Segment Open

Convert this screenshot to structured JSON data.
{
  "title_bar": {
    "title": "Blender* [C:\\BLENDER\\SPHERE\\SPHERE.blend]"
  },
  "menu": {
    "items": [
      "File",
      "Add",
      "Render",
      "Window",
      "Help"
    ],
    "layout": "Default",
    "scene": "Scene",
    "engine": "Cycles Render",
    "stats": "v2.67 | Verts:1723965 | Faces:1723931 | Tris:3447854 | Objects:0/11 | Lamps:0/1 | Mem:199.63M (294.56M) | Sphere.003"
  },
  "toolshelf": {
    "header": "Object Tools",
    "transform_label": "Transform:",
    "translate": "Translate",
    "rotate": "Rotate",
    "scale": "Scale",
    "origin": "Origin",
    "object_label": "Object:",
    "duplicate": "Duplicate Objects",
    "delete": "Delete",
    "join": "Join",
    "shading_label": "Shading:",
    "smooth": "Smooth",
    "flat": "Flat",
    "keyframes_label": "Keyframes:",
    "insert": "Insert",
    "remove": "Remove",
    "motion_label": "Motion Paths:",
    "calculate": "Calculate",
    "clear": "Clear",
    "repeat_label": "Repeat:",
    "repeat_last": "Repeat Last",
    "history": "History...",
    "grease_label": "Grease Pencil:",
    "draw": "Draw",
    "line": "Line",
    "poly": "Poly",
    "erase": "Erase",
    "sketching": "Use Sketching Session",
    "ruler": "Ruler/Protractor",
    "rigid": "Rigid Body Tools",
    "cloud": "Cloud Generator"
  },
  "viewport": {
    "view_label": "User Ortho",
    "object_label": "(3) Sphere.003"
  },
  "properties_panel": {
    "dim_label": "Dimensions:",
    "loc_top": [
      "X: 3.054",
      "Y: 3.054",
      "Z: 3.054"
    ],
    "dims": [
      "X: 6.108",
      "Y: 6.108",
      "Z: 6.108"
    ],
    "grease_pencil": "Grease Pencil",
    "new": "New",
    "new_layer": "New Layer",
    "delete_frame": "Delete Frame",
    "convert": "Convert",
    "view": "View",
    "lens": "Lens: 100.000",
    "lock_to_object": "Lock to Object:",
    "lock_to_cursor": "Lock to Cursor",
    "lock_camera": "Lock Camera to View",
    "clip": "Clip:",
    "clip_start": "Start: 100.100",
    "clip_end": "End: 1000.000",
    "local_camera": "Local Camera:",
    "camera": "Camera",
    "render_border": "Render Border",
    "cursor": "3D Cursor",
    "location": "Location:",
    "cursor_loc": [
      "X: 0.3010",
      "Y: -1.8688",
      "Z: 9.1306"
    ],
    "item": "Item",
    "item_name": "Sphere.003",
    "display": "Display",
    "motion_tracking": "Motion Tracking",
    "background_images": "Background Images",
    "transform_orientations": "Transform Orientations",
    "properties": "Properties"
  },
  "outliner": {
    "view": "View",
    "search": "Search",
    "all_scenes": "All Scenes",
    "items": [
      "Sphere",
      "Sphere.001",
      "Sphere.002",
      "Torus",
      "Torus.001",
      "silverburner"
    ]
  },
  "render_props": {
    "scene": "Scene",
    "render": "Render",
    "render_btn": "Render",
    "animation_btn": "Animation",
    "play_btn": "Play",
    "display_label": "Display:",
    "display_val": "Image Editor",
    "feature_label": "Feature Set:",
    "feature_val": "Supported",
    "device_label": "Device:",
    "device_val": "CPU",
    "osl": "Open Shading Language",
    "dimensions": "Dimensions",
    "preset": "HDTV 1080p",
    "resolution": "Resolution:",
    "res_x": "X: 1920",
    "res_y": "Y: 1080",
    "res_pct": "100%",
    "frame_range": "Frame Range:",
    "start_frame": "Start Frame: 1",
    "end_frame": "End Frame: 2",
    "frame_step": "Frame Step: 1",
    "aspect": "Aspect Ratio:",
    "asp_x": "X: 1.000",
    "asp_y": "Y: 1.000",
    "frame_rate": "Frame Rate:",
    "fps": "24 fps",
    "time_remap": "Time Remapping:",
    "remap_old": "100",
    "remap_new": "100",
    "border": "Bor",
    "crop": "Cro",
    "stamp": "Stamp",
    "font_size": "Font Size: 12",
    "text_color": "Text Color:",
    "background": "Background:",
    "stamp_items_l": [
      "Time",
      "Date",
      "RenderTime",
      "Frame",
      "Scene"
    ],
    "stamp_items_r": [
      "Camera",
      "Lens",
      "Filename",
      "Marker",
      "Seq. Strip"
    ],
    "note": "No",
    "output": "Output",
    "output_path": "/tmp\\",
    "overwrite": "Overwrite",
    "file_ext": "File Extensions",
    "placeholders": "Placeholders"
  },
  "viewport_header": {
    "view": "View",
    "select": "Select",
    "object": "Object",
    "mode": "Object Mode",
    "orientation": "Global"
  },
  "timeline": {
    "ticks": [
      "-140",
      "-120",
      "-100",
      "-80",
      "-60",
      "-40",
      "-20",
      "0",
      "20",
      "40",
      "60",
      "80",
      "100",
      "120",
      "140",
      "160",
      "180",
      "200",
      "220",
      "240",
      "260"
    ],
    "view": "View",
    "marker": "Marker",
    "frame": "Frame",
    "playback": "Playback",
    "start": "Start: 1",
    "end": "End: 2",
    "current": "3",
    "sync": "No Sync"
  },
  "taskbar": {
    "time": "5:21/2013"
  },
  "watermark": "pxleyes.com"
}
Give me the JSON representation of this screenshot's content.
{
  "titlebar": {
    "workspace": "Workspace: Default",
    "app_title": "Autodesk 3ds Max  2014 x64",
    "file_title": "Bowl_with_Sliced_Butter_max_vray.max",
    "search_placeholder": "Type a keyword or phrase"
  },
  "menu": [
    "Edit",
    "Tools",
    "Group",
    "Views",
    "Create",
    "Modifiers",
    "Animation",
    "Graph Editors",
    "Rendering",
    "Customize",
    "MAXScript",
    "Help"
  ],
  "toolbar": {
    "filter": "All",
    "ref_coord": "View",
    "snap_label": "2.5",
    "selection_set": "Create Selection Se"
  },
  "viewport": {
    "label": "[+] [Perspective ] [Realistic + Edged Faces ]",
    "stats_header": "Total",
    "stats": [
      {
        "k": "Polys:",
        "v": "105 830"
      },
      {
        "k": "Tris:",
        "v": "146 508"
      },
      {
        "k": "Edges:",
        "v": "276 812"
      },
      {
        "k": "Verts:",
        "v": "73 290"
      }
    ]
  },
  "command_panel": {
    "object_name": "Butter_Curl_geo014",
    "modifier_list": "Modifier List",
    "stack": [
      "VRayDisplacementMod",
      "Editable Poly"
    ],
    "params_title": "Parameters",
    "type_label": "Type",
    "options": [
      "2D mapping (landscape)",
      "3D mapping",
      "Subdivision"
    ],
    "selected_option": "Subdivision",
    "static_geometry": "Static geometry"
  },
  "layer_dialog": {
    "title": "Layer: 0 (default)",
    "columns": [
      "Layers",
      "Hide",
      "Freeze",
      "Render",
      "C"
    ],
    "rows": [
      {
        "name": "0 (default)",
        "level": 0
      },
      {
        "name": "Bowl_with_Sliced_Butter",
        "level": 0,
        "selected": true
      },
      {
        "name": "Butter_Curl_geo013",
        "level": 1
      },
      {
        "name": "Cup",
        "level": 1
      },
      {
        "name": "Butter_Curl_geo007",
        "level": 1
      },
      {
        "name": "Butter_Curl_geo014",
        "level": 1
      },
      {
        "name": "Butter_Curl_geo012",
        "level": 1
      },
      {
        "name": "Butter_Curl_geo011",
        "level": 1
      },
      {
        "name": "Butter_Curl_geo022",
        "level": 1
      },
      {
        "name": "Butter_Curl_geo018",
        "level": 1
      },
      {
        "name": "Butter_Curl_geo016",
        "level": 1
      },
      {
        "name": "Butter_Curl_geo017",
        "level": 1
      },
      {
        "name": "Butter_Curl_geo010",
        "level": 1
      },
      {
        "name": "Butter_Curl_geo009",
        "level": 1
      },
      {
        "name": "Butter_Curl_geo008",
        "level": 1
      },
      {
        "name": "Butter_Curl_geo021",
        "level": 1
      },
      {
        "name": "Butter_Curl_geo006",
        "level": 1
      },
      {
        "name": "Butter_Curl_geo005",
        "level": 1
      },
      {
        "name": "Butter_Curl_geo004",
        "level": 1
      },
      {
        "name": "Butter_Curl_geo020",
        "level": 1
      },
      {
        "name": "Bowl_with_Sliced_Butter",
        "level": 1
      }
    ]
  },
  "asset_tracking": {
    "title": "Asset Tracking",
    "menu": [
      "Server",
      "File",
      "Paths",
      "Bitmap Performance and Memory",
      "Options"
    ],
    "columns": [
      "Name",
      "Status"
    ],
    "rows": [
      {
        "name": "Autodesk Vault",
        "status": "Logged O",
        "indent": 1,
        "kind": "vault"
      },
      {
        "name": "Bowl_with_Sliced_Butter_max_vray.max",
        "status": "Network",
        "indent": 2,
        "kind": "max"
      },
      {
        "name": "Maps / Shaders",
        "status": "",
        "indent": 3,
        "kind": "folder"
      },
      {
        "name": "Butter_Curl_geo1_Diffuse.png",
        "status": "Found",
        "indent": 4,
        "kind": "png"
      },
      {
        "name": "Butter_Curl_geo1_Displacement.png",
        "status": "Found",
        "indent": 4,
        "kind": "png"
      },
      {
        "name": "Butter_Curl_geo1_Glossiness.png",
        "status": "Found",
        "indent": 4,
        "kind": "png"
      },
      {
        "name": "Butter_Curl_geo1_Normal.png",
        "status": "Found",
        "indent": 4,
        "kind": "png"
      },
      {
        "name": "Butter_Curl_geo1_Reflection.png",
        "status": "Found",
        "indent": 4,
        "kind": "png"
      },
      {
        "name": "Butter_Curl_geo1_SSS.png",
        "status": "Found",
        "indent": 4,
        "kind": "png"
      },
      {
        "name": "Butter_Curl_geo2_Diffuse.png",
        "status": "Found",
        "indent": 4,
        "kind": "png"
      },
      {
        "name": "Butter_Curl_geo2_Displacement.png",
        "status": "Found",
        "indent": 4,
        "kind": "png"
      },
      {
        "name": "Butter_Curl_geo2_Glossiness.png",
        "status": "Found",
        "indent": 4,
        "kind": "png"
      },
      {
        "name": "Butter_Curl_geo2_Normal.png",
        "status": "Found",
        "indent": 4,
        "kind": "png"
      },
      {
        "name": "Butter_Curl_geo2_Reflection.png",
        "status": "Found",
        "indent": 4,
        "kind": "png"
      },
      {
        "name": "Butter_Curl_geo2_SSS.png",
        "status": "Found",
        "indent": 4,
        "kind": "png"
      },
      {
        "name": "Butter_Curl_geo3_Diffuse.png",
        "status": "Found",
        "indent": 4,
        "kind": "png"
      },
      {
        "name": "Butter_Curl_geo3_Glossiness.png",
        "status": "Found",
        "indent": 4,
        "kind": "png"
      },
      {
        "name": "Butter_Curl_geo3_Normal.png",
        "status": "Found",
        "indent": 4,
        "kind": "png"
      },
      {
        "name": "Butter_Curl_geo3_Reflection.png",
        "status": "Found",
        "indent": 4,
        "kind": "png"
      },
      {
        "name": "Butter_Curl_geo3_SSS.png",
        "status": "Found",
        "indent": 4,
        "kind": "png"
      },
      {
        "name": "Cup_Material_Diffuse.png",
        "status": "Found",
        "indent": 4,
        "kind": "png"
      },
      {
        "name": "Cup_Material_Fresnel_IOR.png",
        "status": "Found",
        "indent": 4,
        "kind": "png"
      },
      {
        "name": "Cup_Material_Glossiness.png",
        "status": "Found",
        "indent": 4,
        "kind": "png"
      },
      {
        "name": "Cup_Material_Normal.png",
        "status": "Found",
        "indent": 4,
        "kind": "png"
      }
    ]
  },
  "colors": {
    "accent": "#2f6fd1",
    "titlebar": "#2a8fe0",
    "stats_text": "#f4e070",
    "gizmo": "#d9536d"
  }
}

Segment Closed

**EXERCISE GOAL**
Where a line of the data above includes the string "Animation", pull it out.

**RESPONSE AREA**
    "animation_btn": "Animation",
    "Animation",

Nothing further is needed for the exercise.